Laura Mooney, senior museum curator, came up with the Quilting for a Cause theme after studying the state's vast collection of quilts and learning the stories behind them.
The first fundraising quilts appeared in the 1830s at sanitary fairs - which raised money to improve sanitary conditions, especially for soldiers who often fell ill or died from dysentery and typhoid.
The fundraising quilts probably were a natural progression from other items women made and sold at the fair, Mooney
The museum exhibit features a Civil War quilt thought to have been sold at a Union sanitary fair in St. Louis.
At the center of the quilt is a signature of General Ulysses S. Grant, adjacent to a photograph of his
young daughter Nellie, who is said to have presided over the booth at the fair.
The practice of signing names to quilts began about 1840, Mooney
Autograph collecting was very popular in the early 1800s, Mooney
The church's Ladies Aid Society gave the quilt to its minister, rather than auction or raffle it off, Mooney said.
The majority of the fundraising quilts on exhibit are signature quilts, including a stunning flag quilt created by the Women in the Grand Island G.A.R.
(Grand Army of the Republic).
A quilt from Monowi features 238 names - although the small Nebraska town had only 123 people living there in 1930.

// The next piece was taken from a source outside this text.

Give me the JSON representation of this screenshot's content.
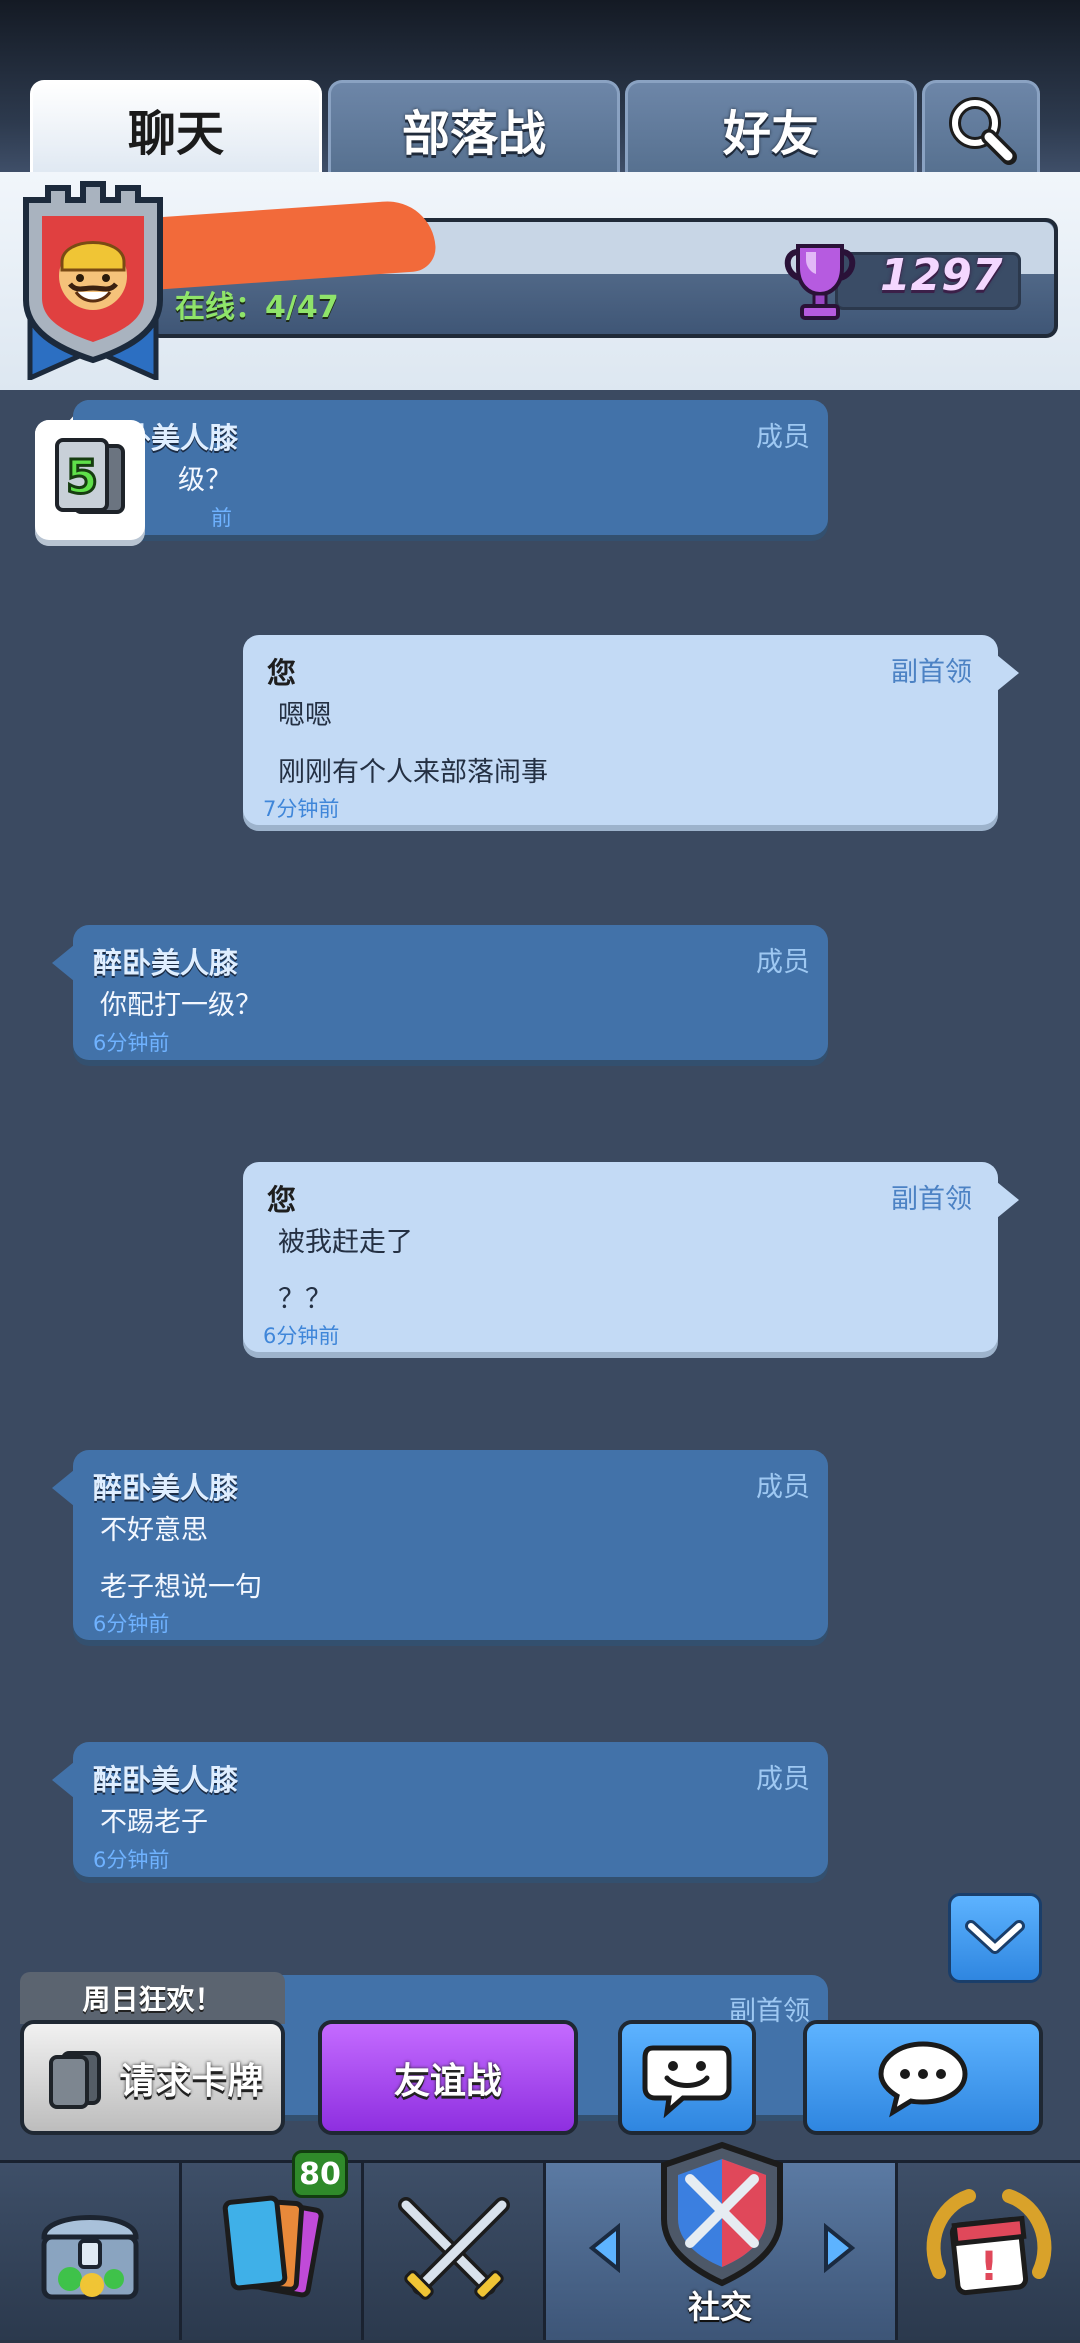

They must have solicited names from outside the town, Mooney